Avocado (this one is easy- and almost every book I've read actually agrees that avocado is the PERFECT first food. In fact, many pediatricians I've read works by, and moms agree that they would introduce avocado INSTEAD of boring and tasteless rice cereal... We started on oatmeal because we were worried about constipation with my baby (my pediatrician suggested it)...but as soon as we found avocado, I can honestly say that the oatmeal has been sitting on the counter collecting dust. She welcomed the avocado, and we had to fight with her to get her to eat the oatmeal (even with adding fruit juice to it)...it has EVERYTHING- protein, fats, and carbohydrates... and its SUPER easy...Let me tell you what to do...) Open the avocado, take out the pit and take the flesh out of the skin...put it into a blender/food processor/grinder with 1/8-1/4 cup warm water, formula, or breast milk...grind until smooth...that's it! One avocado should make 4-6 servings (depending on if you buy small, regular avocados or the giant ones.) You don't have to add anything...baby will love it as is. Its still one of my daughter's favorites, even with all the fun flavors she's been getting lately. :) Avocado can also be used in mixed purees with bananas, apples, or pears after you know that they aren't allergic to each of the foods being blended. Just be sure to follow the 3 day rule...only 1 new food at a time, and they have to prove for 3 days that they aren't going to have an allergic reaction before you introduce something else.
Peas- (again, this one is easy, and is one of my daughter's favorites.) 1 cup of peas, steam/heat. Put in your pureeing apparatus with 1/4 cup water. Puree to desired creaminess, and serve/store.
* Note- any homemade baby food stored in the fridge will keep for 3 days before going bad. The avocados will turn a little brown. Stir them and if the brown doesn't disappear, or if there is a lot, they were likely a VERY ripe avocado and spoiled faster. Foods stored in the freezer can last up to 3 months.*
6-9 months- ( You can add rice to any of these recipes or actual cooked and shredded meat if your baby handles textures better than mine. The best part about the way that my recipes are done is that I can mix cubes of food to get an even more complex flavor. I will make only 1 type of stock for my recipes of the day and split it between all of the recipes. )

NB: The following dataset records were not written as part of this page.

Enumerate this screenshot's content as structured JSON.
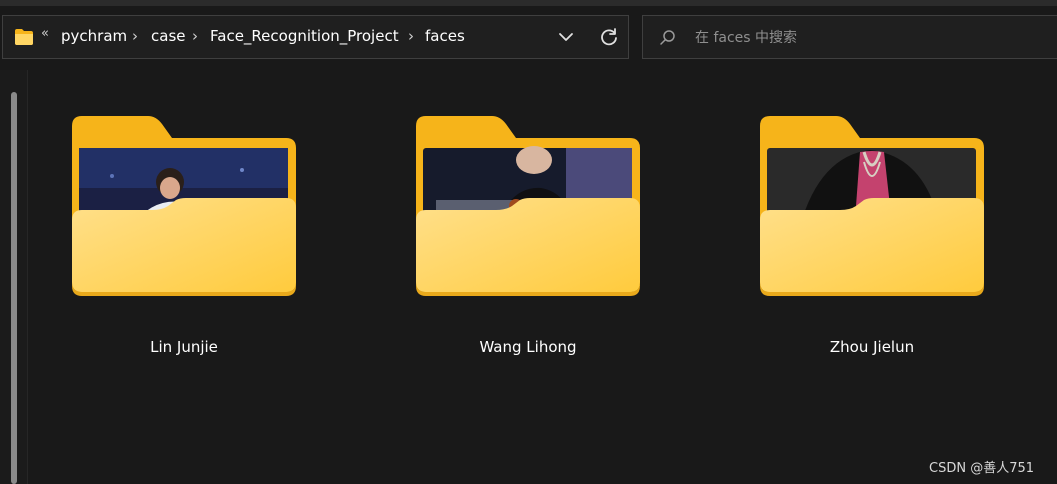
{
  "address_bar": {
    "overflow_chevron": "«",
    "breadcrumbs": [
      "pychram",
      "case",
      "Face_Recognition_Project",
      "faces"
    ],
    "separator": "›",
    "dropdown_icon": "chevron-down-icon",
    "refresh_icon": "refresh-icon",
    "folder_icon": "folder-icon"
  },
  "search": {
    "placeholder": "在 faces 中搜索",
    "value": "",
    "icon": "search-icon"
  },
  "folders": [
    {
      "name": "Lin Junjie"
    },
    {
      "name": "Wang Lihong"
    },
    {
      "name": "Zhou Jielun"
    }
  ],
  "watermark": "CSDN @善人751",
  "colors": {
    "background": "#191919",
    "folder_back": "#f6b41a",
    "folder_front": "#ffd664"
  }
}
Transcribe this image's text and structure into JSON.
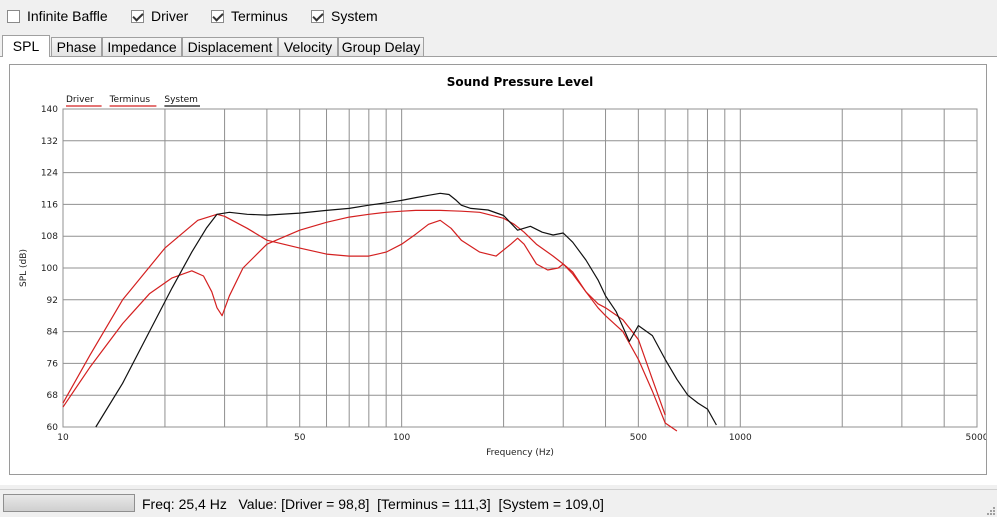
{
  "checkboxes": [
    {
      "label": "Infinite Baffle",
      "checked": false
    },
    {
      "label": "Driver",
      "checked": true
    },
    {
      "label": "Terminus",
      "checked": true
    },
    {
      "label": "System",
      "checked": true
    }
  ],
  "tabs": [
    {
      "label": "SPL",
      "active": true
    },
    {
      "label": "Phase",
      "active": false
    },
    {
      "label": "Impedance",
      "active": false
    },
    {
      "label": "Displacement",
      "active": false
    },
    {
      "label": "Velocity",
      "active": false
    },
    {
      "label": "Group Delay",
      "active": false
    }
  ],
  "status": {
    "freq_text": "Freq: 25,4 Hz",
    "value_prefix": "Value:",
    "driver_text": "[Driver = 98,8]",
    "terminus_text": "[Terminus = 111,3]",
    "system_text": "[System = 109,0]"
  },
  "chart_data": {
    "type": "line",
    "title": "Sound Pressure Level",
    "xlabel": "Frequency (Hz)",
    "ylabel": "SPL (dB)",
    "x_scale": "log",
    "xlim": [
      10,
      5000
    ],
    "ylim": [
      60,
      140
    ],
    "x_ticks": [
      10,
      50,
      100,
      500,
      1000,
      5000
    ],
    "y_ticks": [
      60,
      68,
      76,
      84,
      92,
      100,
      108,
      116,
      124,
      132,
      140
    ],
    "grid": true,
    "legend_position": "top-left",
    "series": [
      {
        "name": "Driver",
        "color": "#d42020",
        "x": [
          10,
          12,
          15,
          18,
          21,
          24,
          26,
          27.5,
          28.5,
          29.5,
          31,
          34,
          40,
          50,
          60,
          70,
          80,
          90,
          100,
          110,
          120,
          130,
          140,
          150,
          170,
          200,
          215,
          230,
          250,
          280,
          300,
          320,
          350,
          380,
          400,
          450,
          500,
          550,
          600
        ],
        "y": [
          65,
          75,
          86,
          93.5,
          97.5,
          99.3,
          98,
          94,
          90,
          88,
          93,
          100,
          106,
          109.5,
          111.5,
          112.8,
          113.5,
          114,
          114.3,
          114.5,
          114.5,
          114.5,
          114.4,
          114.3,
          114,
          112.5,
          111,
          109,
          106,
          103,
          101,
          98.5,
          94,
          91,
          90,
          87,
          82,
          72,
          63
        ]
      },
      {
        "name": "Terminus",
        "color": "#d42020",
        "x": [
          10,
          12,
          15,
          20,
          25,
          28.5,
          30,
          35,
          40,
          50,
          60,
          70,
          80,
          90,
          100,
          110,
          120,
          130,
          140,
          150,
          170,
          190,
          210,
          220,
          230,
          250,
          270,
          290,
          300,
          320,
          350,
          380,
          400,
          450,
          500,
          550,
          600,
          650
        ],
        "y": [
          66,
          78,
          92,
          105,
          112,
          113.5,
          113,
          110,
          107,
          105,
          103.5,
          103,
          103,
          104,
          106,
          108.5,
          111,
          112,
          110,
          107,
          104,
          103,
          106,
          107.5,
          106,
          101,
          99.5,
          100,
          101,
          99,
          94,
          90,
          88,
          84,
          77,
          69,
          61,
          59
        ]
      },
      {
        "name": "System",
        "color": "#111111",
        "x": [
          12.5,
          15,
          18,
          21,
          24,
          26.5,
          28.5,
          31,
          35,
          40,
          50,
          60,
          70,
          80,
          90,
          100,
          110,
          120,
          130,
          138,
          145,
          150,
          160,
          180,
          200,
          220,
          240,
          260,
          280,
          300,
          320,
          350,
          380,
          400,
          430,
          470,
          500,
          550,
          600,
          650,
          700,
          750,
          800,
          850
        ],
        "y": [
          60,
          71,
          84,
          95,
          104,
          110,
          113.5,
          114,
          113.5,
          113.3,
          113.8,
          114.5,
          115,
          115.8,
          116.4,
          117,
          117.7,
          118.3,
          118.8,
          118.5,
          117,
          115.8,
          115,
          114.6,
          113.2,
          109.5,
          110.5,
          109,
          108.3,
          108.8,
          106.5,
          102,
          97,
          93,
          89,
          81.5,
          85.5,
          83,
          77,
          72,
          68,
          66,
          64.5,
          60.5
        ]
      }
    ]
  }
}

Yummy Sweet Potatoes and Carrots- 1/2 large sweet potato, peeled and cubed, 1 cup carrots diced, or 2 large handfuls of baby carrots. Steam/boil until tender (usually takes about 12 minutes. I will set the timer for 6 minutes and then go do something else while they steam. Come back and stir them, and do it again...see you can do housework while you make baby food! Isn't multitasking wonderful!?) Drain the veggies (if you boiled them) and pour into your pureeing apparatus. Add 1/2 cup chicken or beef stock (can use Boullion cubes...ie 1 cube to 1 cup of water... to make stock) and 1/4 cup water (to cut down on salt content) Puree until desired thickness/creaminess. If desired, add 1 TBS of butter or margerine (I find the stock adds more than enough flavor so you likely won't need it). This recipe filled 1 ice cube tray completely and 2 baby bullet containers (they hold about 4-5 TBS)...so it makes A LOT! * You can use 1 cup peas instead of the carrots if you want something different. I made both. because I had the whole other half of the sweet potato to use. The best part is that you can use half of each and give your baby a real treat of taste complexity! :)

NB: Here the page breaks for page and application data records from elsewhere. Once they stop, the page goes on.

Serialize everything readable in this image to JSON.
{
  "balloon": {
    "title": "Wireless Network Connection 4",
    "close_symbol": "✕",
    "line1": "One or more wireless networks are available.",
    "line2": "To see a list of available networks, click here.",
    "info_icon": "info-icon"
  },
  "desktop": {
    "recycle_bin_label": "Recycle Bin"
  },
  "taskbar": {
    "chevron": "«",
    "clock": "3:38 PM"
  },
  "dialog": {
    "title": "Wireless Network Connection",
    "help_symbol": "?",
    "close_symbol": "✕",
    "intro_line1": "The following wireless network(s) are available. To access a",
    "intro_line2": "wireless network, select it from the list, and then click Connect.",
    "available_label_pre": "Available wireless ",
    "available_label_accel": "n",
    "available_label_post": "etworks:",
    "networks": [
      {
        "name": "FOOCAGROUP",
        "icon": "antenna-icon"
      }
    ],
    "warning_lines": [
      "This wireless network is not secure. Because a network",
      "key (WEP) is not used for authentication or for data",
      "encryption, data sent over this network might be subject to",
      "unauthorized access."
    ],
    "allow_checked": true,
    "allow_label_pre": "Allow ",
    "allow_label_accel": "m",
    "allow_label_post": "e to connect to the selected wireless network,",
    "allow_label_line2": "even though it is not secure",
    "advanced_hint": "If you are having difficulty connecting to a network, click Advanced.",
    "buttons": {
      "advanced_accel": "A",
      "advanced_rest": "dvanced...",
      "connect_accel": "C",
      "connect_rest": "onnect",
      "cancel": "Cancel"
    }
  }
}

They'll Eat It- I Swear, Green Beans: 2 cups green beans, steamed/heated. Put into your puree apparatus with 1/4 cup stock, 1/4 cup water, and 1 TBS butter or margerine. Puree until desired thickness and creaminess. Taste it...add a sprinkle of salt if you think it needs it.
You can add rice to any of these recipes if your baby handles the texture well, or even puree it it with the rice to break the rice down a bit. If you're going to add the rice, just be sure to add more water or stock to thin out the mix and make it easier for baby to swallow. In my experience, you usually want about 1/4 cup liquid for each cup of solid that you use.

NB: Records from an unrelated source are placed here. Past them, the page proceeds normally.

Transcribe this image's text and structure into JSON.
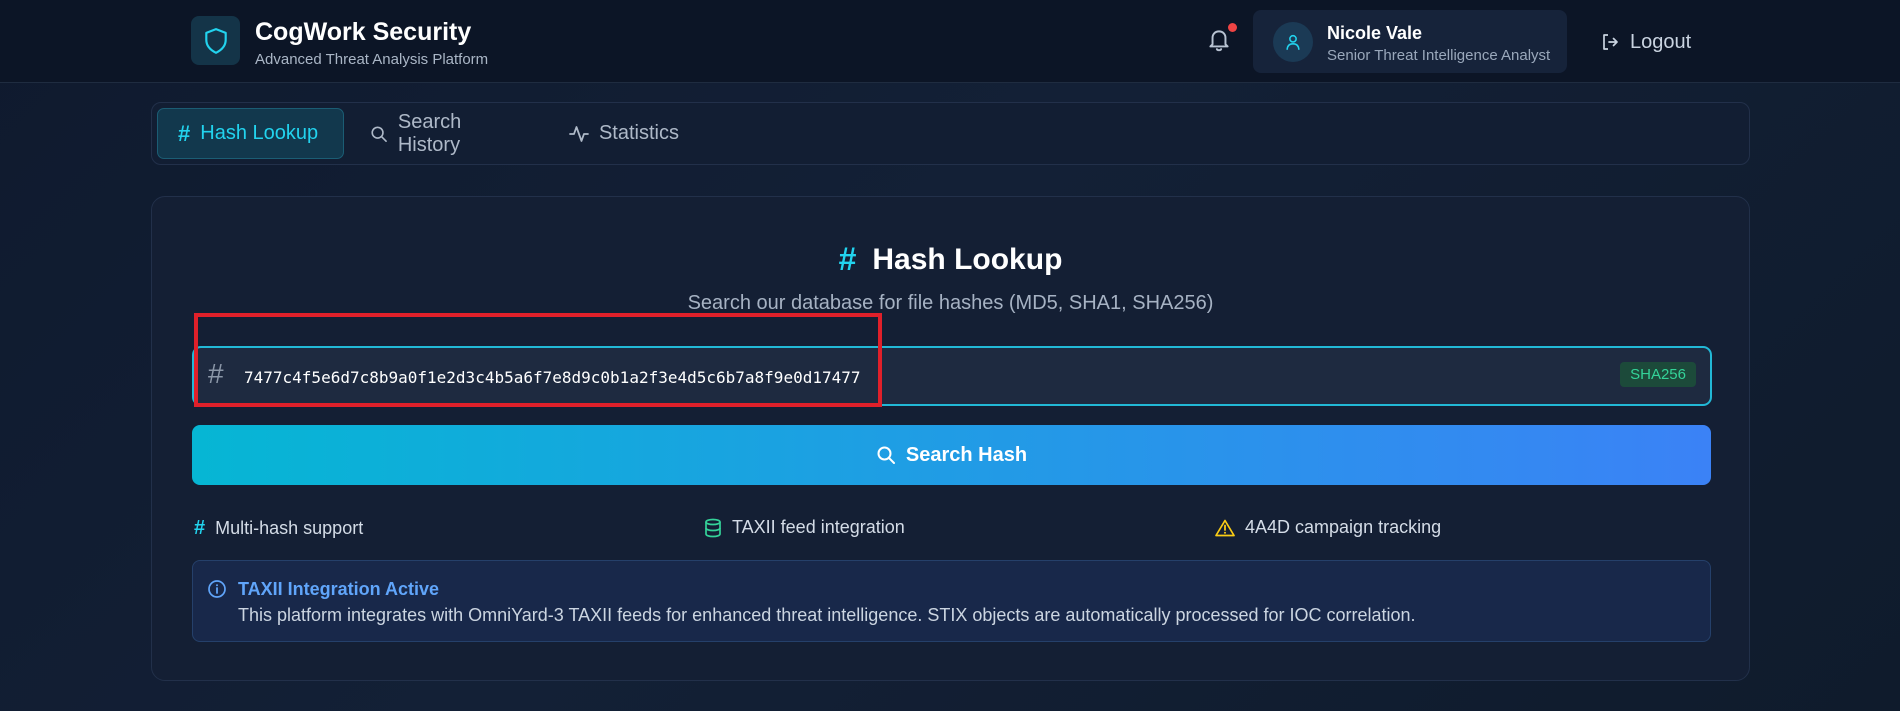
{
  "header": {
    "app_title": "CogWork Security",
    "app_subtitle": "Advanced Threat Analysis Platform",
    "notification_dot_color": "#ef4444",
    "user": {
      "name": "Nicole Vale",
      "role": "Senior Threat Intelligence Analyst"
    },
    "logout_label": "Logout"
  },
  "tabs": [
    {
      "label": "Hash Lookup",
      "icon": "hash-icon",
      "active": true
    },
    {
      "label": "Search History",
      "icon": "search-icon",
      "active": false
    },
    {
      "label": "Statistics",
      "icon": "activity-icon",
      "active": false
    }
  ],
  "main": {
    "title": "Hash Lookup",
    "subtitle": "Search our database for file hashes (MD5, SHA1, SHA256)",
    "hash_input": {
      "value": "7477c4f5e6d7c8b9a0f1e2d3c4b5a6f7e8d9c0b1a2f3e4d5c6b7a8f9e0d17477",
      "detected_type": "SHA256"
    },
    "search_button_label": "Search Hash",
    "features": [
      {
        "label": "Multi-hash support",
        "icon": "hash-icon"
      },
      {
        "label": "TAXII feed integration",
        "icon": "database-icon"
      },
      {
        "label": "4A4D campaign tracking",
        "icon": "warning-icon"
      }
    ],
    "info": {
      "title": "TAXII Integration Active",
      "text": "This platform integrates with OmniYard-3 TAXII feeds for enhanced threat intelligence. STIX objects are automatically processed for IOC correlation."
    }
  },
  "colors": {
    "accent": "#22d3ee",
    "button_gradient_start": "#06b6d4",
    "button_gradient_end": "#3b82f6",
    "highlight_box": "#e0202a"
  }
}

Here's to happy babies! If you have any questions, don't hesitate to leave comments or email. I will respond, I promise! :)
Hugs and loves until next time.